As Rwanda prepares for its presidential elections, voices like Daniel Mushimiyimana’s have a powerful message: every vote counts, including those of citizens with disabilities. Despite legal frameworks like the UN Convention on the Rights of Persons with Disabilities, challenges persist in translating these into practical, accessible voting experiences for over 446,453 Rwandans with disabilities. To cast a vote, blind people need to take a sighted relative to read the ballot. An electoral committee member must be present, violating the blind person’s voting privacy. “We want that to change in these coming elections,” says Mushimiyimana.

Read more about ‘Our Vote Matters’

Srijana KC smiles at the camera. She has long dark hair and is wearing a red scarf and green cardigan sweater.

Voices Unsilenced

Often dismissed as a personal concern, mental health is a societal issue, according to Srijana KC, who works as a psychosocial counselor for the Nepali organization KOSHISH. KC’s own history includes a seizure disorder, which resulted in mental health challenges. She faced prejudice in both educational settings and the workplace, which pushed her towards becoming a street vendor to afford her medications.

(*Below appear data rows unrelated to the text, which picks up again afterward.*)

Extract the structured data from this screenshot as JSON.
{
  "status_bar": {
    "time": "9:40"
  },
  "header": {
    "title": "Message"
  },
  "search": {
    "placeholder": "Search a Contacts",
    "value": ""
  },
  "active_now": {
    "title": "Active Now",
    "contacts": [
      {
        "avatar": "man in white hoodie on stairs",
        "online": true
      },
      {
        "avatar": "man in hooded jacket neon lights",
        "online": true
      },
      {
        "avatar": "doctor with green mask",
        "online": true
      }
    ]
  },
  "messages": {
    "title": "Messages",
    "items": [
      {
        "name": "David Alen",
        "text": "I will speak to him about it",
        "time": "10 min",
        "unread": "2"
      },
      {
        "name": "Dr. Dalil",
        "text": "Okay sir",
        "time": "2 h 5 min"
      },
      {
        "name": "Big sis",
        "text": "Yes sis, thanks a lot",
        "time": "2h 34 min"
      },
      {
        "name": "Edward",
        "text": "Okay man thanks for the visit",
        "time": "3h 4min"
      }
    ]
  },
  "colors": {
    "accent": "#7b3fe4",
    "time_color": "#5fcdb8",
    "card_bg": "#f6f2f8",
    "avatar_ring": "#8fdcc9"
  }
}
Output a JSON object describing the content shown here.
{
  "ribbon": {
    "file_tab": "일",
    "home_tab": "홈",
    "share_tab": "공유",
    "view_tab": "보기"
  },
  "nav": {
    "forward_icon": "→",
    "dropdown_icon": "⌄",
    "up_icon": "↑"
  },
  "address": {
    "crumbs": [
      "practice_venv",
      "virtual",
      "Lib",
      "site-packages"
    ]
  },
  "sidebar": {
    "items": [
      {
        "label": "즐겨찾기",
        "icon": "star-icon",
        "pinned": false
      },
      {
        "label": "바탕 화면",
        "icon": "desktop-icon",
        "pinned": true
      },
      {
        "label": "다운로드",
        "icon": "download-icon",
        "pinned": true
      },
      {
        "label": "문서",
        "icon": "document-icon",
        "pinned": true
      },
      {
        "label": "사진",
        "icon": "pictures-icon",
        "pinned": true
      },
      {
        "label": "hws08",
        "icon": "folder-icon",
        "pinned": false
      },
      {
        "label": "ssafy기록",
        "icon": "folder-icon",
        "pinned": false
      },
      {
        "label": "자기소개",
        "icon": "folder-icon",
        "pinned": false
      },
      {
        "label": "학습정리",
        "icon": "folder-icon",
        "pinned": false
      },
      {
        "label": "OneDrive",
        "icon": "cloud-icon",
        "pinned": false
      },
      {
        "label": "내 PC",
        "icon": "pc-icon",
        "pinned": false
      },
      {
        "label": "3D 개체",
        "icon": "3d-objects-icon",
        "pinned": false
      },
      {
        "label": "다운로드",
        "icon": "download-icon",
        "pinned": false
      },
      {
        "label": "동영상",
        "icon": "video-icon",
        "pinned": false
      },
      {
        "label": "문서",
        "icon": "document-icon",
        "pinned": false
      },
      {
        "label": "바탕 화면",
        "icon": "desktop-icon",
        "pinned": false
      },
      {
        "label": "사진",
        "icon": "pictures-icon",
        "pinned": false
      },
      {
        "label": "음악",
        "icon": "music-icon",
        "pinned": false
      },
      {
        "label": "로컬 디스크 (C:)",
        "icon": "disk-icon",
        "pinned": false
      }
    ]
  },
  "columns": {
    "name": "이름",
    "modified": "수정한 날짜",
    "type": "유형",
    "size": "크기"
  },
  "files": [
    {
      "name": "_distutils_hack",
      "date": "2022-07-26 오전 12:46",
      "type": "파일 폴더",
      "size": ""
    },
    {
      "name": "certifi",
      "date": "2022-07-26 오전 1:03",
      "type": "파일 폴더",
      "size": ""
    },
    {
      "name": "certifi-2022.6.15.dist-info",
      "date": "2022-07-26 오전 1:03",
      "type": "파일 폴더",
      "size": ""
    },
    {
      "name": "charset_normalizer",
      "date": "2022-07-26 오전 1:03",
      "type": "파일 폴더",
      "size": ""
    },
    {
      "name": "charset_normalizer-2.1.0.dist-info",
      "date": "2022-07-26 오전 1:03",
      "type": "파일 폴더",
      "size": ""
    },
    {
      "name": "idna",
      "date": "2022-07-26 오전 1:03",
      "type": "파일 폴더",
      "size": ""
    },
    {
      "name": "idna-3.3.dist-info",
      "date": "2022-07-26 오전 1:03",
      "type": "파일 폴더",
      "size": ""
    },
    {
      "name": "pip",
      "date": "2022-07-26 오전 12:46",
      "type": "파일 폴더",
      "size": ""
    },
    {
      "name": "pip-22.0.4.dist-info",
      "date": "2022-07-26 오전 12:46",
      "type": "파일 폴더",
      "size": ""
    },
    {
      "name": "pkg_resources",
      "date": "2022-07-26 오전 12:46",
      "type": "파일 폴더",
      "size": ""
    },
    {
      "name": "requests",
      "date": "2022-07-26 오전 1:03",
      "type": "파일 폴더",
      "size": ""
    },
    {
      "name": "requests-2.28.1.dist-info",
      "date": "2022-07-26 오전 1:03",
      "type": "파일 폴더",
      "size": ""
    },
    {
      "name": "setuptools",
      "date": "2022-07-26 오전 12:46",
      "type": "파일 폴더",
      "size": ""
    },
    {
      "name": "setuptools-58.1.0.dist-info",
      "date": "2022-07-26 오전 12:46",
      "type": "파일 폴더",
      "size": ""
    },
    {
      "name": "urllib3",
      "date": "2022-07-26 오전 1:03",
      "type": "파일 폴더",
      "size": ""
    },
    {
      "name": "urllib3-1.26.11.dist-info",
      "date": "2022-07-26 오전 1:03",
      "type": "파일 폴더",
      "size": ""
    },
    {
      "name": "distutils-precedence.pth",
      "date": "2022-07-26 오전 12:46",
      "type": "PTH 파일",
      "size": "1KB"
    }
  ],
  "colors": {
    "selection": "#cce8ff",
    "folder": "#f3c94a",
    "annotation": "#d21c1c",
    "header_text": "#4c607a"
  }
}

Now with KOSHISH, she coordinates peer support gatherings in different parts of Nepal. “It is crucial to instill hope in society, recognizing that individuals with psychosocial disabilities can significantly contribute,” she says.

Read more about Voices Unsilenced

Three fellows with the Disability Justice Project stand behind their cameras in a room. One is blind and one is low vision.

Capturing Vision Through Sound and Touch

Last summer, the DJP trained Indigenous activists with disabilities from the Pacific on the iPhone camera to create a documentary series on disability and climate change. With VoiceOver, the iPhone provides image descriptions for blind and low-vision filmmakers and offers other accessible features. “If you think about it, it doesn’t make sense for a blind person to use a camera,” says DJP filmmaker Ari Hazelman. “The iPhone gives you more avenues to tell your story in a more profound way as a blind person.”

Read more about Capturing Vision Through Sound and Touch